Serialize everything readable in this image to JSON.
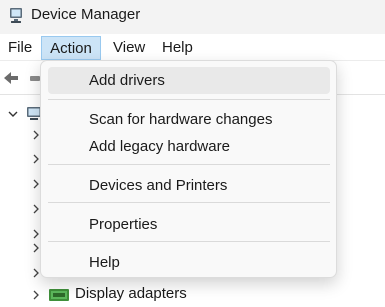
{
  "window": {
    "title": "Device Manager"
  },
  "menubar": {
    "file": "File",
    "action": "Action",
    "view": "View",
    "help": "Help"
  },
  "action_menu": {
    "items": [
      {
        "label": "Add drivers",
        "highlighted": true
      },
      {
        "label": "Scan for hardware changes"
      },
      {
        "label": "Add legacy hardware"
      },
      {
        "label": "Devices and Printers"
      },
      {
        "label": "Properties"
      },
      {
        "label": "Help"
      }
    ]
  },
  "tree": {
    "visible_leaf": {
      "label": "Display adapters",
      "icon": "display-adapter-icon"
    }
  },
  "colors": {
    "menu_active_bg": "#cce4f7",
    "menu_active_border": "#99c9ef",
    "dropdown_bg": "#f9f9f9",
    "hover_bg": "#e9e9e9"
  }
}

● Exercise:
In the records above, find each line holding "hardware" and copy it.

● Result for this task:
        "label": "Scan for hardware changes"
        "label": "Add legacy hardware"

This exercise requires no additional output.